Poets choose to compose rhyming verses for a variety of reasons, but few would ever consider rhyme as an instrument of survival. Rhyming couplets are easier to memorise than most other types of verse, but to think of rhyme as something meant to preserve the integrity of a poem is not quite common. And yet, this is what Dante thought when he invented one of the most complex rhyming patterns and allied it to an equally complex poetic structure in his Divine Comedy.
The epic poem was written in terza rima, a three-line rhyme scheme which carries the rhyme from one stanza to another like an unbroken chain. The pattern ABA BCB CDC DED EFE etc creates a bewitching effect, but also ensures that no line may be removed without destabilising the entire canto. This tripartite technique is wholly original, and it matches Dante’s other numerological concerns, the 3 of the Trinity, 100 cantos divided by three (34 for Inferno, and 33 for Purgatorio and Paradiso, each), plus internal correspondences and parallel cantos distributed across the poem.
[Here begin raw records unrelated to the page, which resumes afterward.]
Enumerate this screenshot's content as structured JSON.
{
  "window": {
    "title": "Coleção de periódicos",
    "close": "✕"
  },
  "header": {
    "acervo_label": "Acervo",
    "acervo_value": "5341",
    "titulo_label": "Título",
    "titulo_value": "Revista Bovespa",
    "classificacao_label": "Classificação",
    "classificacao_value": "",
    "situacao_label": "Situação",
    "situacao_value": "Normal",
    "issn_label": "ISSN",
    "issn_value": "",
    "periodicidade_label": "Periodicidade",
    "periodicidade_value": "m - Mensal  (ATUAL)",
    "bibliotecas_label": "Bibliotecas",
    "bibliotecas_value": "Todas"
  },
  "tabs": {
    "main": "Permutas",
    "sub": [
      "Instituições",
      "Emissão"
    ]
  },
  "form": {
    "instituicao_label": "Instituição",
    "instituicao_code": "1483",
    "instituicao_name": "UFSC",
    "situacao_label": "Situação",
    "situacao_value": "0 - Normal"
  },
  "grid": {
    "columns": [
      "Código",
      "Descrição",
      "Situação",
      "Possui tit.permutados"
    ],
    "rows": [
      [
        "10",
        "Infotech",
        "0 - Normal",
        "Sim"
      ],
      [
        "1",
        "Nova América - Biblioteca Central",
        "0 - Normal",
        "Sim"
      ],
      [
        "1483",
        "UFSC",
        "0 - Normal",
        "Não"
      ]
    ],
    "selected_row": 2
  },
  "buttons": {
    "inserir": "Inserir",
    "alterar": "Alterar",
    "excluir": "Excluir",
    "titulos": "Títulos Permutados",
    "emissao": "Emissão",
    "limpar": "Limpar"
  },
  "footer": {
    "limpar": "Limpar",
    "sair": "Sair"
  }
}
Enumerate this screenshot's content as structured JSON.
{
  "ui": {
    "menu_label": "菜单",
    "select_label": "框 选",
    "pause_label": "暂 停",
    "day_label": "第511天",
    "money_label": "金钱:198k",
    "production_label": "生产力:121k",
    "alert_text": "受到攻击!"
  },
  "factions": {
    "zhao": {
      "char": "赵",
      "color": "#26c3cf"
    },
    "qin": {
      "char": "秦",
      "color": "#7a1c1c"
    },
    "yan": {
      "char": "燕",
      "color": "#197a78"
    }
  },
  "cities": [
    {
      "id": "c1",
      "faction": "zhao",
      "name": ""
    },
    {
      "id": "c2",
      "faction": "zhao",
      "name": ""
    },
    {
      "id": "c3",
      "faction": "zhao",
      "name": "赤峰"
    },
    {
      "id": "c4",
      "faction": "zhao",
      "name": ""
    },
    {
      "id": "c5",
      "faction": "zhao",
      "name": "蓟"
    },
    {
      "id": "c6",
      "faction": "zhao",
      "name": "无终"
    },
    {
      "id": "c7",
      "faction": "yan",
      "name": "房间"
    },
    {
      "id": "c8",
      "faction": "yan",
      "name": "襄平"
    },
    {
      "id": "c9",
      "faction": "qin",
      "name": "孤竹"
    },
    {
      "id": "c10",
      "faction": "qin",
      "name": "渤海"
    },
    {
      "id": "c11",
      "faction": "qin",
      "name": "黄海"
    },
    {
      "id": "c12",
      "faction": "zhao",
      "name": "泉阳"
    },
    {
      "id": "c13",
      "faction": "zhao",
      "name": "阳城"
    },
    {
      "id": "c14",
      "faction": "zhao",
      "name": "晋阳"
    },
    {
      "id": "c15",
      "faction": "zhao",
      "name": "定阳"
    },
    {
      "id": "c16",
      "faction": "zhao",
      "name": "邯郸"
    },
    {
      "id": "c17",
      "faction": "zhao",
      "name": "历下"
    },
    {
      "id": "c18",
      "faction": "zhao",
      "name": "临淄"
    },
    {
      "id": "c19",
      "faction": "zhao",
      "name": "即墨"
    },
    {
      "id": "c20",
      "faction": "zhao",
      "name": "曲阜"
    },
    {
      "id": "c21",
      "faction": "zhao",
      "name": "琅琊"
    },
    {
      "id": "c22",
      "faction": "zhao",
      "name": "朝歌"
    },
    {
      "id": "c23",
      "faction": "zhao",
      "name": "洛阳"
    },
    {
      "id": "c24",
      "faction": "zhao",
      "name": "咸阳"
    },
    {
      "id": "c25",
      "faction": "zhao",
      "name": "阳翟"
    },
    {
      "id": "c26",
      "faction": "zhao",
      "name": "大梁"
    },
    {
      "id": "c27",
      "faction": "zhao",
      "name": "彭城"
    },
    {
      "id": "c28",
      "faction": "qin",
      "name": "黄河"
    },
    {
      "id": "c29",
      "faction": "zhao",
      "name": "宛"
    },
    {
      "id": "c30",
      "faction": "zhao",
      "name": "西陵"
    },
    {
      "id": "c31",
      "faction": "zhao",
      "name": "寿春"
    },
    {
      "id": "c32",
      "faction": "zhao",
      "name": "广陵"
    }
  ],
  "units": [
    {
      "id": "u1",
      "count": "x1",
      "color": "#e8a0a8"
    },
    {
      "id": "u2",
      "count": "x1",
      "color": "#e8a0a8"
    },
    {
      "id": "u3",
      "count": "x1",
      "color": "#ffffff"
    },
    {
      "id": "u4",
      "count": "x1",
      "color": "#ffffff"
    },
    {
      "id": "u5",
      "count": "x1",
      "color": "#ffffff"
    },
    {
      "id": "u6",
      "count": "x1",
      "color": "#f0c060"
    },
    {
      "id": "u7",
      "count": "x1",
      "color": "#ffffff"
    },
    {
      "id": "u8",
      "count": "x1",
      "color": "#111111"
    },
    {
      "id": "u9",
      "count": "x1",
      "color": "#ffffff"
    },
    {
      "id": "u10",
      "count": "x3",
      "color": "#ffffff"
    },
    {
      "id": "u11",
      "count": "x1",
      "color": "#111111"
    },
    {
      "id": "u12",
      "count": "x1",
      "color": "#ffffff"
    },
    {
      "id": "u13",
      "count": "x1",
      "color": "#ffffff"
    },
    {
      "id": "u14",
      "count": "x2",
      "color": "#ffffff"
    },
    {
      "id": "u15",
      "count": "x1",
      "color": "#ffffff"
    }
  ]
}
Before the invention of print, texts were copied by hand, and errors of transcription were often made, involuntary alterations as well as omissions. It was a recognised issue built into the very fabric of the scribal culture which mobilised a great deal of effort, including the emergence of correctors which verified and emended the texts before they were published. It is the bread and butter of philologists, but a sad reality for the many ancient and medieval scribes.
Dante’s decision to create such an interlocking rhyming scheme for his poem minimised the corruptive effect of manual reproduction. The poema sacro (sacred poem, Paradiso 25) which he designed required an anti-oxydizing coating to ensure its integrity and survival. The omission of verses in the process of transcription was something, the scholars assure us, that Dante would not have conceded. So the terza rima created the last kind of textual protection for the 150 years or so before Gutenberg made things a lot easier for everybody.
Dante’s idea was very successful. Out of the surviving hundreds of manuscripts of the Comedy, none omits any verses at all. The chain held, the legno (the ship of Dante’s poem, Paradiso 2) was indeed watertight.